A few years ago, many people imagined a world run by robots. The promises and challenges associated with artificial intelligence (AI) were widely discussed as this technology moved out of the labs and into the mainstream. Many of these predictions seemed contradictory. Robots were mooted to steal our jobs, but also create millions of new ones. As more applications were rolled out, AI hit the headlines for all the right (and wrong) reasons, promising everything from revolutionizing the healthcare sector to making light of the weight of data now created in our digitized world.
In my third article about the ethics of artificial intelligence (AI), I look at operationalizing AI ethics. Human intelligence remains a key factor – to keep a watchful eye on potential biases. Amazon caused a stir in late 2018 with media reports that it had abandoned an AI-powered recruitment tool because it was biased against women. Conceived as a piece of in-house software that could sift through hundreds of CVs at lightspeed and accurately identify the best candidates for any open position, the application had acquired one bad habit: It had come to favor men over women for software developer jobs and other technical roles. It had learned from past data that more men applied for and held these positions, and it now misread male dominance in tech as a reflection of their superiority, not social imbalances.
Technology has improved our lives in countless different ways. Today, we have more time than ever (even if it doesn't feel that way!) to pursue activities we enjoy, thanks to automation. Throughout the course of history, technology has made essential work easier, freeing up more and more time for people to create, socialize, and relax. Artificial intelligence (AI) has played a pivotal role in pushing automation forward in recent years. As the technology has advanced, it's made its way into nearly every industry, from marketing to healthcare.

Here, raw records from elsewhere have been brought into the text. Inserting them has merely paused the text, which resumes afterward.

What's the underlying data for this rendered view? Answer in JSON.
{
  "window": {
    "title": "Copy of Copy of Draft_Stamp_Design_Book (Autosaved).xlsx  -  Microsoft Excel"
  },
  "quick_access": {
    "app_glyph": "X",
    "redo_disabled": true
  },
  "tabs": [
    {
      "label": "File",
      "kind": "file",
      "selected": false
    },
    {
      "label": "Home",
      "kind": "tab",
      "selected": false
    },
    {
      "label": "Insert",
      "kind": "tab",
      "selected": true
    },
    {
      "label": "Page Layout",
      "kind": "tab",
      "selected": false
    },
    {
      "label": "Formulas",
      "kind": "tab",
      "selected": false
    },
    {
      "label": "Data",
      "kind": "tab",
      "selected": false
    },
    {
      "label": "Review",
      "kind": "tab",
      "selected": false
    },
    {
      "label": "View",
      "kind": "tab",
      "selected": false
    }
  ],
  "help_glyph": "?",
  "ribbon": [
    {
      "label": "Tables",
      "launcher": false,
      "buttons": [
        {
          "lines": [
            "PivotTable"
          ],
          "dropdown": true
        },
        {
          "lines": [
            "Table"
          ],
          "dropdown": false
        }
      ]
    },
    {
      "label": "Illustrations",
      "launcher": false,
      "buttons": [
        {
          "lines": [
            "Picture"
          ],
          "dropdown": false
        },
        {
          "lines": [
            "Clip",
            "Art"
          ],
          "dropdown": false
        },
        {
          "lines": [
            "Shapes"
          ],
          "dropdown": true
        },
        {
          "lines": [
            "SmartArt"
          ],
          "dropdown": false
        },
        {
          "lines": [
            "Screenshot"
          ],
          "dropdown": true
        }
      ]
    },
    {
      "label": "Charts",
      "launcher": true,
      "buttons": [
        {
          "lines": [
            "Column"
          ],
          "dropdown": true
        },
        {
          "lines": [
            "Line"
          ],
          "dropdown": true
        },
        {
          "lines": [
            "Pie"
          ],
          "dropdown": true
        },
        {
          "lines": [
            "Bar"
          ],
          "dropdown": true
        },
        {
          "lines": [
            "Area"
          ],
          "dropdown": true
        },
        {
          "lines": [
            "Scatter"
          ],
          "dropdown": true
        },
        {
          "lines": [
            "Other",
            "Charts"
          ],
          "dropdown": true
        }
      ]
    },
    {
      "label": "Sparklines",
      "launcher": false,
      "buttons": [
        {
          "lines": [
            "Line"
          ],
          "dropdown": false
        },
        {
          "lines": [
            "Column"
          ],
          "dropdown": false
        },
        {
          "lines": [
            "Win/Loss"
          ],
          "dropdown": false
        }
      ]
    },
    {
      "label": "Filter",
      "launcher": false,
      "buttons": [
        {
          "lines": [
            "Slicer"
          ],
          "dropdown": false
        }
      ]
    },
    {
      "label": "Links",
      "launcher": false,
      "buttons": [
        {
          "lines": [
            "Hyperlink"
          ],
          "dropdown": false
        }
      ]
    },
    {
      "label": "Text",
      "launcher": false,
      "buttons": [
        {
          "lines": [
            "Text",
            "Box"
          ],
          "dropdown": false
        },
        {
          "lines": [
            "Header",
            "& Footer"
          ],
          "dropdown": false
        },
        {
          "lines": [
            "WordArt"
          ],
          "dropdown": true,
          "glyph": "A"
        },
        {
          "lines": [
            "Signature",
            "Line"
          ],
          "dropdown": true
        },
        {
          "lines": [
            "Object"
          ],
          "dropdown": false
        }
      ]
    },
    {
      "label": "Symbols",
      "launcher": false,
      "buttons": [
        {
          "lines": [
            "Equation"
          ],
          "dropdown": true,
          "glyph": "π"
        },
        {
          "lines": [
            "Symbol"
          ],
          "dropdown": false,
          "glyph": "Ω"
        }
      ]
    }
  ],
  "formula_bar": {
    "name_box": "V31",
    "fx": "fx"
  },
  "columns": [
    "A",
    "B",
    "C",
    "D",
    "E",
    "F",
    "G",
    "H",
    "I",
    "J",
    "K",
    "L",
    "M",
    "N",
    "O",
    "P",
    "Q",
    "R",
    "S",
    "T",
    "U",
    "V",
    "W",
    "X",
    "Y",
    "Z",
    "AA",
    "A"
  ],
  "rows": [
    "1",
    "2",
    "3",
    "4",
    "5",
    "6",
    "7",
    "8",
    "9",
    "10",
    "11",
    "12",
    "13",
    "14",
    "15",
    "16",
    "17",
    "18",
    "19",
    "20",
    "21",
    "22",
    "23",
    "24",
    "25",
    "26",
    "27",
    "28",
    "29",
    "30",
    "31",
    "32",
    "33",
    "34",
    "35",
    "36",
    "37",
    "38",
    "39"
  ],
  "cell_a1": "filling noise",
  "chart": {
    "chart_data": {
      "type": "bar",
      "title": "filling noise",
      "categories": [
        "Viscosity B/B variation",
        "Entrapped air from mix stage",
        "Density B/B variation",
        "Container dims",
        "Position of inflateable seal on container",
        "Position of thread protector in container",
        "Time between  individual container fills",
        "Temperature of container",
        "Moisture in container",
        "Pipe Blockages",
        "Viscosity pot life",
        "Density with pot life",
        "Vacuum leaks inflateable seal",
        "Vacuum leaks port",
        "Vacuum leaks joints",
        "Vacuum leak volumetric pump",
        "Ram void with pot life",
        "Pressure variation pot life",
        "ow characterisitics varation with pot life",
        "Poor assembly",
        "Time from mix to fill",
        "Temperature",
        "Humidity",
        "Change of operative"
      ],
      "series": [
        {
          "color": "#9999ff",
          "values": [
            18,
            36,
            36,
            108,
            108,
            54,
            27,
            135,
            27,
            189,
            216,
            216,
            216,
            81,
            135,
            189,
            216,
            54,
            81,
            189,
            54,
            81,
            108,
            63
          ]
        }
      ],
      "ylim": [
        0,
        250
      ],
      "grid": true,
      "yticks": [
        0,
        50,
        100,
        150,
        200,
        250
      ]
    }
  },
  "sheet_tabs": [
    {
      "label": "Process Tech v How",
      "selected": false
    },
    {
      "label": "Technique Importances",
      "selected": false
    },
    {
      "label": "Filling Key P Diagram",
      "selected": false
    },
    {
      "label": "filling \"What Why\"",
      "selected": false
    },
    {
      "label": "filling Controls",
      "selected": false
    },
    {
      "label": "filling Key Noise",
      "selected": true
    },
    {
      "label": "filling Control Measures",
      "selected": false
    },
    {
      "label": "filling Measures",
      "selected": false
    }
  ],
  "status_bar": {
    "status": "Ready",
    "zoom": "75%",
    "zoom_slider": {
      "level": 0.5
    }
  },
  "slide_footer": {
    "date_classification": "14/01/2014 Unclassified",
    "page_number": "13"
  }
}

Getting data to power AI models is easy. Using that data responsibly is a lot harder. That's why enterprises need to implement a framework for AI governance. "With great data comes great responsibility," said Monark Vyas, managing director of applied intelligence strategy at Accenture, alluding to the proverb made popular by comic book hero Spider-Man. Speaking during a panel at the AI Summit Silicon Valley conference, Vyas noted just how easy it is for companies to mishandle data.